Mexico just quietly legalized possession of small amounts of drugs:

No dreadlocked revelers smoked celebratory reefers in the streets, no armies of conservatives protested, the Mexican media raised no hullabaloo. Quietly and with little ado, Mexico last week enacted a law to decriminalize possession of small amounts of all major narcotics, including marijuana, cocaine, heroin, ecstasy and crystal meth. Anyone caught in Mexico with two or three joints or about four lines of cocaine can no longer be arrested, fined or imprisoned. However, police will give them the address of the nearest rehab clinic and advise them to get clean…

Washington’s silence on the issue is telling. In 2006, Mexico’s Congress approved a bill with almost exactly the same provisions. However, the Administration of George W. Bush immediately complained about the measure and then President Vicente Fox refused to sign it into law. In contrast, officials of the Obama Administration have been decidedly guarded in commenting on the new legislation. When asked about it in his visit to Mexico last month, drug czar Gil Kerlikowske said he would “wait and see.” Many view such a change as evidence that Washington is finally reconsidering its confrontational war on drugs, four decades after Richard Nixon declared it. “There is a growing opinion that the use of force has simply failed to destroy the drug trade and other measures are needed,” says Mexican political analyst José Antonio Crespo. “It appears that the White House may be starting to adjust its approach.”

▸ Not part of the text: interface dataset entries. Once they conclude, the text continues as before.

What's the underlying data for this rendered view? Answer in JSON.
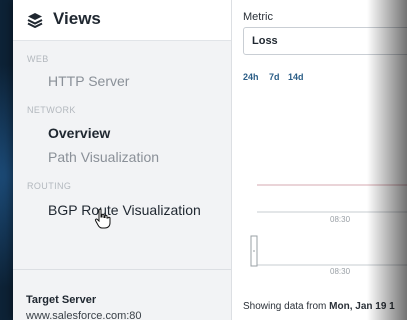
{
  "sidebar": {
    "title": "Views",
    "sections": [
      {
        "label": "WEB",
        "items": [
          {
            "label": "HTTP Server"
          }
        ]
      },
      {
        "label": "NETWORK",
        "items": [
          {
            "label": "Overview"
          },
          {
            "label": "Path Visualization"
          }
        ]
      },
      {
        "label": "ROUTING",
        "items": [
          {
            "label": "BGP Route Visualization"
          }
        ]
      }
    ],
    "target": {
      "label": "Target Server",
      "value": "www.salesforce.com:80"
    }
  },
  "main": {
    "metric_label": "Metric",
    "metric_value": "Loss",
    "ranges": [
      "24h",
      "7d",
      "14d"
    ],
    "chart": {
      "x_tick_top": "08:30",
      "x_tick_bottom": "08:30"
    },
    "status_prefix": "Showing data from ",
    "status_date": "Mon, Jan 19 1"
  },
  "colors": {
    "accent": "#2a5d86",
    "series": "#d6a9b0",
    "background": "#0d2236"
  }
}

Good. The important component of any legalization is the emphasis on rehab. Habitual drug use is a social ill, and we should do all we can to help addicts — but throwing them in jail isn’t helpful or compassionate.